The nose is still intensely aromatic but I would add that there is a really interesting mint, violet or eucalyptus component which I find quite intriguing and pleasant. Of note, I do not pick up any green, vegetal or any pyrazine notes that might indicate slightly underripe fruit. There is a still a fair amount of oak on this wine and I get a big dose of tannin, but not bitter, chalky or astingent. Rather the tannins are quite soft and supple, but I still can taste the wine 2-3 minutes after I have swallowed, [should I be spitting?]
The fruit is there for sure and the wine is still quite primary although there is a bit of cedar, cigar box or almost pencil lead like character on the finish. Plenty of fruit, still very much dominated by dark fruit as opposed to red fruit.
I have always loved this wine and think that this wine should definitely see that 5-8 or 10 year window. Some questions remain about 10 years and beyond but with a case still tucked away, I will be sure to taste it and get back to you. Thank goodness I bought more than one bottle.
As a side note, I have attached a review by Robert Parkers wine advocate of the 2014, tasted 3 months after the wine was bottled
The 2014 Cabernet Sauvignon Estate Reserve was aged in French oak (52% new, with the remainder three years old or older). It comes in at 14% alcohol. Beautifully wrought, with some intensity of fruit flavor on the finish and velvety texture, this Cab has a hint of herbs on the nose. Its finish lingers nicely, the fruit showing both complexity and flavor.

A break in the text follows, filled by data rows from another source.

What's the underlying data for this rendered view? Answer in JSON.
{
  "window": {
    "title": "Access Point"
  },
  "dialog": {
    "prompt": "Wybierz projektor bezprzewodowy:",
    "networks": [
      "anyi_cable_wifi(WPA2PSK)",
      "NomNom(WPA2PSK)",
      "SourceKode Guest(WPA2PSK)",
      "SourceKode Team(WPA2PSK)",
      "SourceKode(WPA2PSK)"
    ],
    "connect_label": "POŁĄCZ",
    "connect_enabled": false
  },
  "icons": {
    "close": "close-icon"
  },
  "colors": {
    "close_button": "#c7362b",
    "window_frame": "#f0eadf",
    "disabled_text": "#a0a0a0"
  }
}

This is nicely done. The remaining question is how it will age and develop. 90 points.
Kind and Pleasant Drinking.